◆ **Required action**
Where does the string "title" appear in the records? Copy each line that holds it.

[[ Supplied material, beginning ]]

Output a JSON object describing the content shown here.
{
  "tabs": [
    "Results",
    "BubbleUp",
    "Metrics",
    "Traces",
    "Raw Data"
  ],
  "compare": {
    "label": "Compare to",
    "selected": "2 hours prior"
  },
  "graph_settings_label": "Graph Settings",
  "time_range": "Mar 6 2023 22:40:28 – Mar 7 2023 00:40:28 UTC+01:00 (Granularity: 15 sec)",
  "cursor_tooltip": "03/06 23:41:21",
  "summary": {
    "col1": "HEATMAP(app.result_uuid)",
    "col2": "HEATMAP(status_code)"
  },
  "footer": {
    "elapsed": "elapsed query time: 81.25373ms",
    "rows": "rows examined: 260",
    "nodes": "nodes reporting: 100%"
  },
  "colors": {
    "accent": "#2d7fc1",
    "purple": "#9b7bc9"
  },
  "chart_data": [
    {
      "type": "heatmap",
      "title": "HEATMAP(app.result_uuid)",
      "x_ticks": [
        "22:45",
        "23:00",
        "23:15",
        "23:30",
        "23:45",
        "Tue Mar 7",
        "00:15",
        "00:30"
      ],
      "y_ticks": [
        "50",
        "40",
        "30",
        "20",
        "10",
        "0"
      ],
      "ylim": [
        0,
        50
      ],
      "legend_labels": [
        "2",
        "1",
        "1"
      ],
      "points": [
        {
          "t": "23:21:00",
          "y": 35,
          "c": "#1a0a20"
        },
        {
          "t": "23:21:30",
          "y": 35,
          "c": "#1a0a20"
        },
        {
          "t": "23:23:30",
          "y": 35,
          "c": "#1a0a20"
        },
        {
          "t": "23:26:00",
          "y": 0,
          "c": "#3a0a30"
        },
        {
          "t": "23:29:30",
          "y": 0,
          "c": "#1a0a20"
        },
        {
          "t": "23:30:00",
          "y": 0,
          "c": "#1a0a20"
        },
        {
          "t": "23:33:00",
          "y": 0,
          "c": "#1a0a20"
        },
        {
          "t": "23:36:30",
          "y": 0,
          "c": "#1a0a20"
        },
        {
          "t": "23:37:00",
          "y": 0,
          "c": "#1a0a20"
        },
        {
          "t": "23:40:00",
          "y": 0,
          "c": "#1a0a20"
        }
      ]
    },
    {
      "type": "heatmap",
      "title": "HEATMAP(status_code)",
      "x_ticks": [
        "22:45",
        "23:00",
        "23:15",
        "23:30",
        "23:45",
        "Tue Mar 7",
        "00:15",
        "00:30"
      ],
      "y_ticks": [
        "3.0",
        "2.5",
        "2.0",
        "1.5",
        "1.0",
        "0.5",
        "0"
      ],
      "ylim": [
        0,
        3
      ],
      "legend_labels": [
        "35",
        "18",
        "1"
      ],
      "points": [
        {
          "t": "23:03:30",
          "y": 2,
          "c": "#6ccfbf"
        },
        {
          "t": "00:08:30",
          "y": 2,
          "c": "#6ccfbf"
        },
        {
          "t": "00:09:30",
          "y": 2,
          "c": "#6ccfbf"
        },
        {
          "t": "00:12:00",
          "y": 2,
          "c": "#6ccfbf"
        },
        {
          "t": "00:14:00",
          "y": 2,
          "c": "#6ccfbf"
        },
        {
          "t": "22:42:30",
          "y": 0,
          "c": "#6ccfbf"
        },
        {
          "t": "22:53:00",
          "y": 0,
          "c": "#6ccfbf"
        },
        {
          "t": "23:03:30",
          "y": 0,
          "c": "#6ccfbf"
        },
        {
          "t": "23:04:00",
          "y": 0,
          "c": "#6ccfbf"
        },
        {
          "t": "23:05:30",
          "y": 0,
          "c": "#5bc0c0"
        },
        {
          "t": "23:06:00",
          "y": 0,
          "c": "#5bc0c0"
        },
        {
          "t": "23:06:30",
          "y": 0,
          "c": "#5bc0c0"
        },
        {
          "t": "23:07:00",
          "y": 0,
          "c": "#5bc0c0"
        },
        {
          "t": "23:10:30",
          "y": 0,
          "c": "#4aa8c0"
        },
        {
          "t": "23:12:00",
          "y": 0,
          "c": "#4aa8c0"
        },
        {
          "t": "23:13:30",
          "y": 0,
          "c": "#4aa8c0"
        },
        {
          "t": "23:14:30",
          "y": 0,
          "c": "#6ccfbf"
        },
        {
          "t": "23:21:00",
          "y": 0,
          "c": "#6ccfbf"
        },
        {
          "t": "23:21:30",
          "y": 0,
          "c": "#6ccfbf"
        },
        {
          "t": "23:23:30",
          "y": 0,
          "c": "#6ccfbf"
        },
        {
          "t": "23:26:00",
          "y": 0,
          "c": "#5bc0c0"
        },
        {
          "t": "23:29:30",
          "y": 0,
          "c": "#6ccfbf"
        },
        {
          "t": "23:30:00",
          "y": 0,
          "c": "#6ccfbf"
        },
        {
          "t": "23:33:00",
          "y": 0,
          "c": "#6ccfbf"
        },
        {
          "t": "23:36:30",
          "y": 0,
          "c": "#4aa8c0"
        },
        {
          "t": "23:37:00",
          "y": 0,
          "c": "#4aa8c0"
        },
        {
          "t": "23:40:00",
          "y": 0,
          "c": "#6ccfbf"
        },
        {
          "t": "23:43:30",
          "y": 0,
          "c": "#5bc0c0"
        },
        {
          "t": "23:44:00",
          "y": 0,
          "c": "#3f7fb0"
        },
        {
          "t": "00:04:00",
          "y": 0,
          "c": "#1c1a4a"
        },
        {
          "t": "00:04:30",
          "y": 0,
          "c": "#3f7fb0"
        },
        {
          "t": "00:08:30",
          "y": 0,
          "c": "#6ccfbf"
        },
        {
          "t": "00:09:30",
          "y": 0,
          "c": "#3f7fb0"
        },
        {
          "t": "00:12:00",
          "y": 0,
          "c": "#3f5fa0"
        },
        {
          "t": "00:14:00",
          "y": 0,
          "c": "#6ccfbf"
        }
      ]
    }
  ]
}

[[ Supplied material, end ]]

◆ **Solution to this task**
      "title": "HEATMAP(app.result_uuid)",
      "title": "HEATMAP(status_code)",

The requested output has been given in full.